On a related note, if you are going spin Hocus Pocus by Focus, either play the long version or skip it all together. When I hear the 3 minute, 30 second version, I weep for the culture.
Talk should be confined to talk radio stations. The only talking that interests me on these music stations is Talking Heads. I am not impressed that the recovering DJ can talk over the introduction to Tom Petty’s American Girl and know exactly when to stop so that we can hear the lyrics uninterrupted. The guitar intro is the best part of that song. The guitar intro is the best part of many rock standards. Please shut up.
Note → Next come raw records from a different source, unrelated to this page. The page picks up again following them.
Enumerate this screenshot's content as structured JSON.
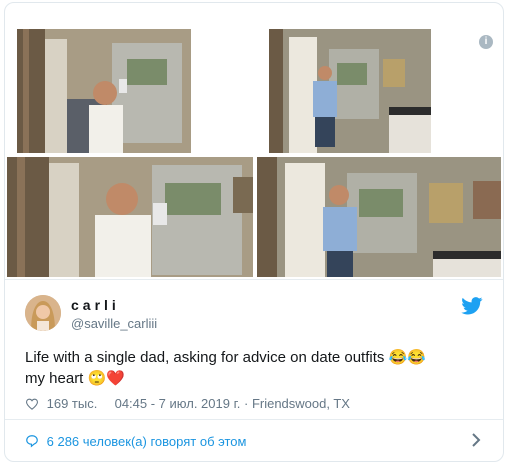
{
  "tweet": {
    "name": "carli",
    "handle": "@saville_carliii",
    "text_line1": "Life with a single dad, asking for advice on date outfits 😂😂",
    "text_line2": "my heart 🙄❤️",
    "likes": "169 тыс.",
    "timestamp": "04:45 - 7 июл. 2019 г.",
    "location": "Friendswood, TX",
    "footer": "6 286 человек(а) говорят об этом"
  },
  "icons": {
    "info": "info-icon",
    "bird": "twitter-bird-icon",
    "heart": "heart-outline-icon",
    "chevron": "chevron-right-icon"
  },
  "colors": {
    "accent": "#1da1f2",
    "link": "#1b95e0",
    "muted": "#657786",
    "text": "#14171a"
  }
}
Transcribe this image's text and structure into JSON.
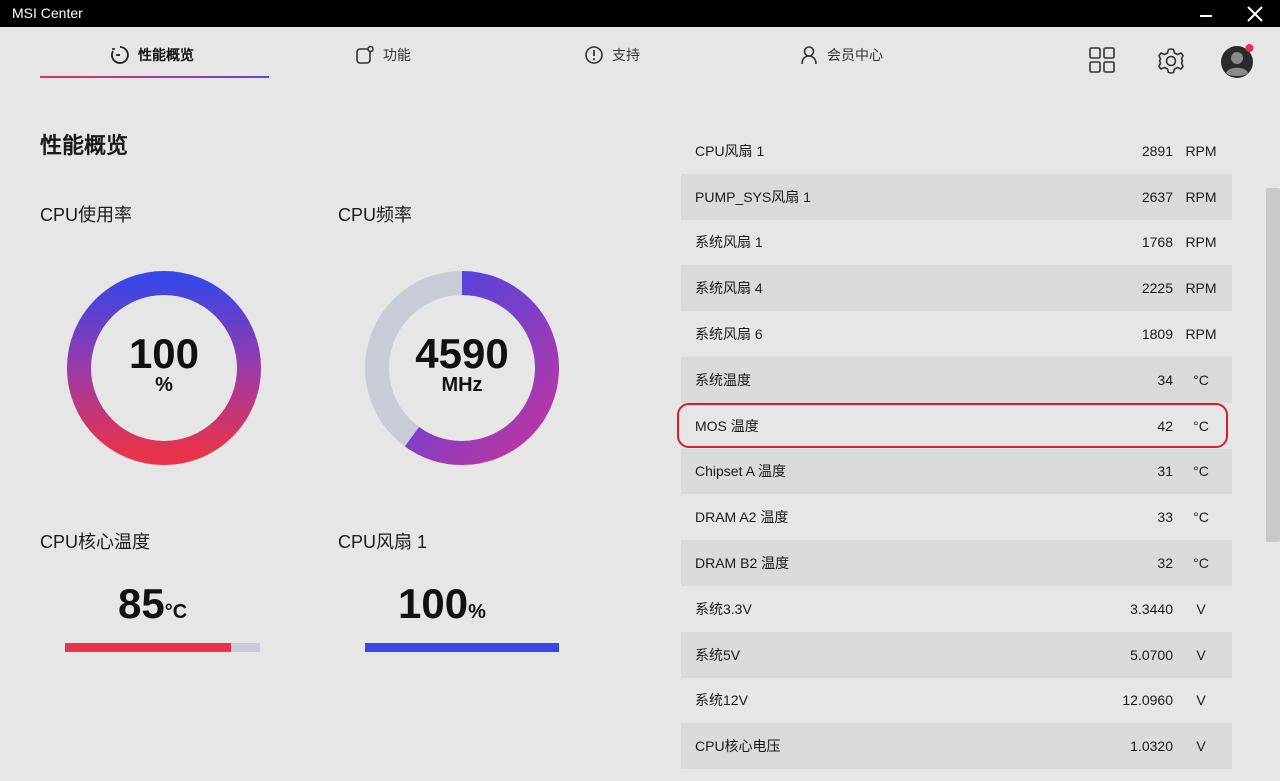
{
  "window": {
    "title": "MSI Center"
  },
  "nav": {
    "tabs": [
      {
        "label": "性能概览"
      },
      {
        "label": "功能"
      },
      {
        "label": "支持"
      },
      {
        "label": "会员中心"
      }
    ],
    "active_tab": "性能概览"
  },
  "overview": {
    "title": "性能概览",
    "cpu_usage": {
      "label": "CPU使用率",
      "value": "100",
      "unit": "%",
      "fraction": 1.0
    },
    "cpu_freq": {
      "label": "CPU频率",
      "value": "4590",
      "unit": "MHz",
      "fraction": 0.6
    },
    "cpu_temp": {
      "label": "CPU核心温度",
      "value": "85",
      "unit": "°C",
      "fraction": 0.85
    },
    "cpu_fan": {
      "label": "CPU风扇 1",
      "value": "100",
      "unit": "%",
      "fraction": 1.0
    }
  },
  "sensors": [
    {
      "name": "CPU风扇 1",
      "value": "2891",
      "unit": "RPM"
    },
    {
      "name": "PUMP_SYS风扇 1",
      "value": "2637",
      "unit": "RPM"
    },
    {
      "name": "系统风扇 1",
      "value": "1768",
      "unit": "RPM"
    },
    {
      "name": "系统风扇 4",
      "value": "2225",
      "unit": "RPM"
    },
    {
      "name": "系统风扇 6",
      "value": "1809",
      "unit": "RPM"
    },
    {
      "name": "系统温度",
      "value": "34",
      "unit": "°C"
    },
    {
      "name": "MOS 温度",
      "value": "42",
      "unit": "°C"
    },
    {
      "name": "Chipset A 温度",
      "value": "31",
      "unit": "°C"
    },
    {
      "name": "DRAM A2 温度",
      "value": "33",
      "unit": "°C"
    },
    {
      "name": "DRAM B2 温度",
      "value": "32",
      "unit": "°C"
    },
    {
      "name": "系统3.3V",
      "value": "3.3440",
      "unit": "V"
    },
    {
      "name": "系统5V",
      "value": "5.0700",
      "unit": "V"
    },
    {
      "name": "系统12V",
      "value": "12.0960",
      "unit": "V"
    },
    {
      "name": "CPU核心电压",
      "value": "1.0320",
      "unit": "V"
    }
  ],
  "colors": {
    "gradient_start": "#e8334a",
    "gradient_mid": "#9a3aa8",
    "gradient_end": "#3a46e6",
    "track": "#c8ccd6",
    "temp_bar": "#e8334a",
    "fan_bar": "#3a46e6",
    "highlight": "#e01b24"
  }
}
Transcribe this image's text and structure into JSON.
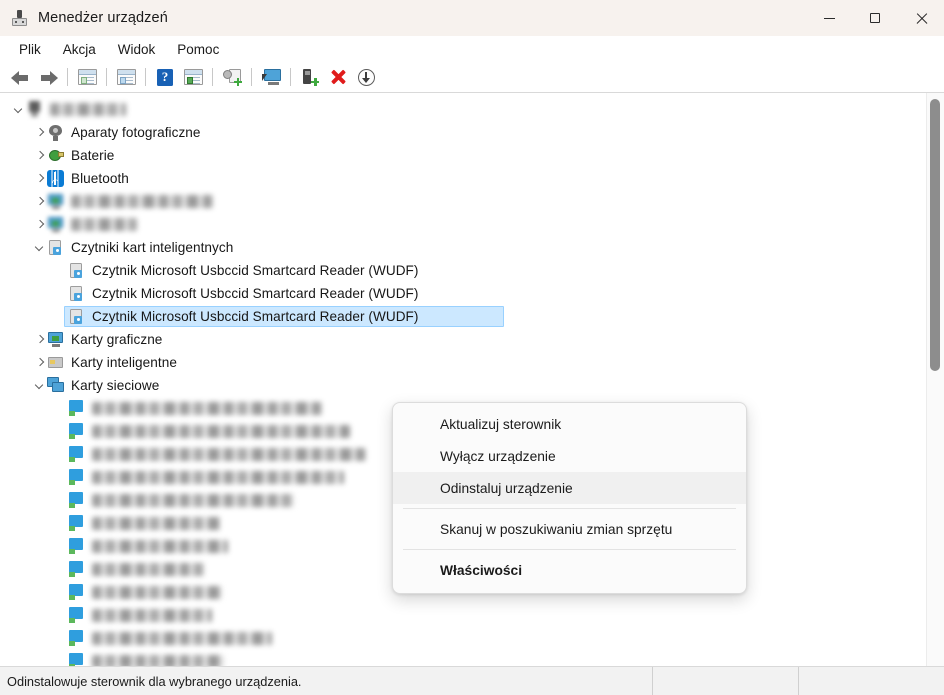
{
  "window": {
    "title": "Menedżer urządzeń",
    "app_icon": "device-manager-icon",
    "controls": {
      "minimize": "minimize-icon",
      "maximize": "maximize-icon",
      "close": "close-icon"
    }
  },
  "menubar": {
    "items": [
      {
        "label": "Plik"
      },
      {
        "label": "Akcja"
      },
      {
        "label": "Widok"
      },
      {
        "label": "Pomoc"
      }
    ]
  },
  "toolbar": {
    "buttons": [
      {
        "name": "back-arrow-icon",
        "tooltip": "Wstecz"
      },
      {
        "name": "forward-arrow-icon",
        "tooltip": "Dalej"
      },
      {
        "name": "show-hide-console-tree-icon",
        "tooltip": "Pokaż/ukryj drzewo konsoli"
      },
      {
        "name": "properties-window-icon",
        "tooltip": "Właściwości"
      },
      {
        "name": "help-icon",
        "tooltip": "Pomoc"
      },
      {
        "name": "show-hide-action-pane-icon",
        "tooltip": "Pokaż/ukryj okienko akcji"
      },
      {
        "name": "update-driver-icon",
        "tooltip": "Aktualizuj sterownik"
      },
      {
        "name": "scan-hardware-changes-icon",
        "tooltip": "Skanuj w poszukiwaniu zmian sprzętu"
      },
      {
        "name": "enable-device-icon",
        "tooltip": "Włącz urządzenie"
      },
      {
        "name": "uninstall-device-icon",
        "tooltip": "Odinstaluj urządzenie"
      },
      {
        "name": "disable-device-icon",
        "tooltip": "Wyłącz urządzenie"
      }
    ]
  },
  "tree": {
    "rows": [
      {
        "indent": 0,
        "twisty": "open",
        "icon": "computer-icon",
        "icon_blurred": true,
        "label": "",
        "redacted": true,
        "redacted_width": 76,
        "selected": false
      },
      {
        "indent": 1,
        "twisty": "closed",
        "icon": "camera-icon",
        "icon_blurred": false,
        "label": "Aparaty fotograficzne",
        "redacted": false,
        "selected": false
      },
      {
        "indent": 1,
        "twisty": "closed",
        "icon": "battery-icon",
        "icon_blurred": false,
        "label": "Baterie",
        "redacted": false,
        "selected": false
      },
      {
        "indent": 1,
        "twisty": "closed",
        "icon": "bluetooth-icon",
        "icon_blurred": false,
        "label": "Bluetooth",
        "redacted": false,
        "selected": false
      },
      {
        "indent": 1,
        "twisty": "closed",
        "icon": "generic-device-icon",
        "icon_blurred": true,
        "label": "",
        "redacted": true,
        "redacted_width": 142,
        "selected": false
      },
      {
        "indent": 1,
        "twisty": "closed",
        "icon": "generic-device-icon",
        "icon_blurred": true,
        "label": "",
        "redacted": true,
        "redacted_width": 66,
        "selected": false
      },
      {
        "indent": 1,
        "twisty": "open",
        "icon": "smartcard-reader-icon",
        "icon_blurred": false,
        "label": "Czytniki kart inteligentnych",
        "redacted": false,
        "selected": false
      },
      {
        "indent": 2,
        "twisty": "none",
        "icon": "smartcard-reader-icon",
        "icon_blurred": false,
        "label": "Czytnik Microsoft Usbccid Smartcard Reader (WUDF)",
        "redacted": false,
        "selected": false
      },
      {
        "indent": 2,
        "twisty": "none",
        "icon": "smartcard-reader-icon",
        "icon_blurred": false,
        "label": "Czytnik Microsoft Usbccid Smartcard Reader (WUDF)",
        "redacted": false,
        "selected": false
      },
      {
        "indent": 2,
        "twisty": "none",
        "icon": "smartcard-reader-icon",
        "icon_blurred": false,
        "label": "Czytnik Microsoft Usbccid Smartcard Reader (WUDF)",
        "redacted": false,
        "selected": true
      },
      {
        "indent": 1,
        "twisty": "closed",
        "icon": "display-adapter-icon",
        "icon_blurred": false,
        "label": "Karty graficzne",
        "redacted": false,
        "selected": false
      },
      {
        "indent": 1,
        "twisty": "closed",
        "icon": "smartcard-icon",
        "icon_blurred": false,
        "label": "Karty inteligentne",
        "redacted": false,
        "selected": false
      },
      {
        "indent": 1,
        "twisty": "open",
        "icon": "network-adapter-group-icon",
        "icon_blurred": false,
        "label": "Karty sieciowe",
        "redacted": false,
        "selected": false
      },
      {
        "indent": 2,
        "twisty": "none",
        "icon": "network-adapter-icon",
        "icon_blurred": false,
        "label": "",
        "redacted": true,
        "redacted_width": 230,
        "selected": false
      },
      {
        "indent": 2,
        "twisty": "none",
        "icon": "network-adapter-icon",
        "icon_blurred": false,
        "label": "",
        "redacted": true,
        "redacted_width": 258,
        "selected": false
      },
      {
        "indent": 2,
        "twisty": "none",
        "icon": "network-adapter-icon",
        "icon_blurred": false,
        "label": "",
        "redacted": true,
        "redacted_width": 274,
        "selected": false
      },
      {
        "indent": 2,
        "twisty": "none",
        "icon": "network-adapter-icon",
        "icon_blurred": false,
        "label": "",
        "redacted": true,
        "redacted_width": 252,
        "selected": false
      },
      {
        "indent": 2,
        "twisty": "none",
        "icon": "network-adapter-icon",
        "icon_blurred": false,
        "label": "",
        "redacted": true,
        "redacted_width": 202,
        "selected": false
      },
      {
        "indent": 2,
        "twisty": "none",
        "icon": "network-adapter-icon",
        "icon_blurred": false,
        "label": "",
        "redacted": true,
        "redacted_width": 128,
        "selected": false
      },
      {
        "indent": 2,
        "twisty": "none",
        "icon": "network-adapter-icon",
        "icon_blurred": false,
        "label": "",
        "redacted": true,
        "redacted_width": 136,
        "selected": false
      },
      {
        "indent": 2,
        "twisty": "none",
        "icon": "network-adapter-icon",
        "icon_blurred": false,
        "label": "",
        "redacted": true,
        "redacted_width": 112,
        "selected": false
      },
      {
        "indent": 2,
        "twisty": "none",
        "icon": "network-adapter-icon",
        "icon_blurred": false,
        "label": "",
        "redacted": true,
        "redacted_width": 130,
        "selected": false
      },
      {
        "indent": 2,
        "twisty": "none",
        "icon": "network-adapter-icon",
        "icon_blurred": false,
        "label": "",
        "redacted": true,
        "redacted_width": 120,
        "selected": false
      },
      {
        "indent": 2,
        "twisty": "none",
        "icon": "network-adapter-icon",
        "icon_blurred": false,
        "label": "",
        "redacted": true,
        "redacted_width": 180,
        "selected": false
      },
      {
        "indent": 2,
        "twisty": "none",
        "icon": "network-adapter-icon",
        "icon_blurred": false,
        "label": "",
        "redacted": true,
        "redacted_width": 132,
        "selected": false
      },
      {
        "indent": 2,
        "twisty": "none",
        "icon": "network-adapter-icon",
        "icon_blurred": false,
        "label": "",
        "redacted": true,
        "redacted_width": 150,
        "selected": false
      }
    ]
  },
  "context_menu": {
    "items": [
      {
        "label": "Aktualizuj sterownik",
        "bold": false,
        "separator_after": false,
        "hover": false
      },
      {
        "label": "Wyłącz urządzenie",
        "bold": false,
        "separator_after": false,
        "hover": false
      },
      {
        "label": "Odinstaluj urządzenie",
        "bold": false,
        "separator_after": true,
        "hover": true
      },
      {
        "label": "Skanuj w poszukiwaniu zmian sprzętu",
        "bold": false,
        "separator_after": true,
        "hover": false
      },
      {
        "label": "Właściwości",
        "bold": true,
        "separator_after": false,
        "hover": false
      }
    ],
    "highlight_color": "#e21313"
  },
  "statusbar": {
    "message": "Odinstalowuje sterownik dla wybranego urządzenia."
  },
  "colors": {
    "titlebar_bg": "#f7f2ee",
    "selection_bg": "#cce8ff",
    "selection_border": "#99d1ff",
    "accent_red": "#e21313",
    "statusbar_bg": "#f2f2f2"
  }
}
I think I speak for my generation on this. You may ban all songs by Starship (songs from the first iteration, Jefferson Airplane are OK; even songs from the second incarnation, Jefferson Starship, are OK). Once they dropped the ‘Jefferson’, you may drop them from the rotation.
Toto can remain on the shelf. Toto stopped being relevant once they stopped playing back up for Boz Scaggs.
Loverboy was never good and never to be confused with classic. “You want a piece of my heart, you’d better start from the start; You wanna be in the show, c’mon baby let’s go” ranks among the worst song lyrics of all time. Just because I know every word and every bridge doesn’t mean I like the song or that the song has any redeeming quality.
This list is longer, but I’m in a good mood today.
It’s Been Played
Breakfast with the Beatles, the Vinyl Vault, Two for Tuesday, Desert Island Mix, Get the Led Out and Rocktober are done. These were clever concepts when first introduced in the early 1980s. Accept that classic rock songs by definition will always be dated. Your promotions and gimmicks don’t have to be.
If I Wanted to Hear the Same Songs Over and Over, I’d Switch to Hot 99.5
I should never hear Dust in the Wind by Kansas more than once within the same 24 hour period. You will lose the few men like me who listen occasionally if you insist on pushing so hard for the female demographic with songs like that.
One more thing - must you play Frankenstein by the Edgar Winter Group to keep your classic rock station certification valid, or is there another reason? I can’t think of one that justifies hearing that song once per day. Once per quarter is sufficient. Make it a treat, not a chore.
Keep It Dirty
Today was the last straw. You edited the final line of Charlie Daniels’ The Devil Went Down to Georgia to “son of a gun” from its original “son of a bitch”. Really? That line is no more offensive than Mrs. Claus transferring an obscene video from her Galaxy phone to Santa Claus’ Galaxy phone, and that commercial is on heavy rotation on network television. I hear harsher language on C-SPAN. Grow a pair and play the song as written.
Censoring the end of this song is an insult to my sex, drugs and rock n’ roll sensibilities.
We reluctant FM classic rock radio station listeners grew up with albums. We know all the tracks, not just the heavy rotation hits. You are competing with Pandora and personal mixes on iPods. You’ve got to evolve. Surprise me once in a while. Play a legitimate deep track. I will respect you when I hear The Police’s Sally – Be My Girl or any Bowie song not included on one of his Greatest Hits compilations.
And while you are at it, if you going play Time from Dark Side of the Moon, include The Great Gig in the Sky immediately after or just forget the whole thing.
There is no acceptable remix version of Eddie Money singing Two Tickets to Paradise. Please destroy whatever it is you played last week and pretended it was the Eddie Money classic. It wasn’t. Have you no shame?
Just because it’s old doesn’t make it classic.